You are bigger than your results. Of course, I’m not saying you shouldn’t feel. In fact, the most important thing to do is to feel strongly. Feel bad over the failure for a few days. However, don’t stop there. Doing anything at a high level requires a growth mindset, accountability, and the willingless to be honest with yourself. For example, I dove right into the physical of what went wrong in my race report.

On the mental side, I called myself out for blaming anything other than myself. Remember, you can’t control factors like weather, distance, injury, and pain. Injury and pain can be evaluated, but I’m pretty sure none of us are able to shoot lightning bolts or part the seas. What you can control is your attitude. 

Do What Makes You Happy, Not What Others Expect From You 
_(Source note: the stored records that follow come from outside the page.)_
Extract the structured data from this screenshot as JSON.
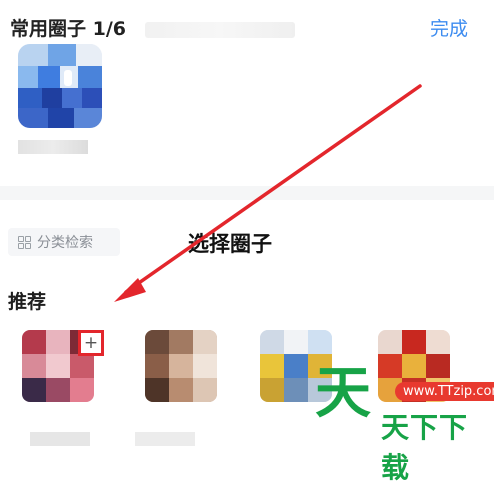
{
  "header": {
    "title": "常用圈子 1/6",
    "done_label": "完成"
  },
  "frequent": {
    "items": [
      {
        "name": ""
      }
    ]
  },
  "filter": {
    "category_search_label": "分类检索",
    "grid_icon": "grid-icon"
  },
  "main": {
    "select_title": "选择圈子",
    "recommend_label": "推荐",
    "add_button_label": "+"
  },
  "recommended": {
    "items": [
      {
        "name": "",
        "icon": "avatar"
      },
      {
        "name": "",
        "icon": "avatar"
      },
      {
        "name": "",
        "icon": "avatar"
      },
      {
        "name": "",
        "icon": "avatar"
      }
    ]
  },
  "watermark": {
    "logo_glyph": "天",
    "url": "www.TTzip.com",
    "text": "天下下载"
  },
  "colors": {
    "accent_blue": "#3d8cf0",
    "annotation_red": "#e3262c",
    "watermark_green": "#17a347"
  }
}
Personally, I love going long distances. 100 miles and more. I love multi-day journeys. All that said, I learned quickly in the aftermath that I wasn’t chasing the next longest and hardest thing just to challenge myself, but because I felt that it was expected of me.

Put aside your ego. Compare you to you. Think about why you want to do something. The triple crown of 200-milers is no joke. Honesty to myself was that while I am excited to take on the challenge, I know I need more mental and physical preparation to be ready for it, as well as a break from the longer distances. So, I deferred the triple crown races to 2024. That entire time, my ego cried to me to “get after it because you have to prove you can finish this distance.” Prove what to who?

Everyone wants to be remembered for being something, but that something starts from within. The person whose opinion matters the most is your own. Do goals that set your soul on fire while instilling nerves and excitement. A long career in endurance sports or anything is not a sprint, it’s a marathon.

Be Kind to Yourself

Celebrate the small wins. Pat yourself on the back. If you can’t be kind to yourself, it’ll trickle into every other aspect of your life. You can be kind to yourself and disciplined. The two are not opposites, they’re complimentary. That is the biggest lesson I learned during the month I was not running. When you are kind to yourself, it doesn’t matter what others think because you’ll always see the glass as half full. The problem is the opportunity. The obstacle is the path.

So I failed at my dream goal. So what? Moab did not erase all the hard work I did. Use your failure. Life is so much bigger than outcomes and the work starts within.

Aum Gandhi Run Tri Bike Magazine Co-Owner

Aum Gandhi is a social media manager, content writer, and co-owner of Run Tri Bike. An active ultrarunner, Aum has a palpable love for the sport and the trail community. His purpose in all his professional and personal activities is to inspire others by leaving a positive impact. Aum maintains a personal blog on his website in which he shares both his running exploits and features of energizing endurance athletes to all audiences. In his free time, you’d probably catch Aum reading, crewing at races, playing video games, out on the trails, or watching NBA Basketball.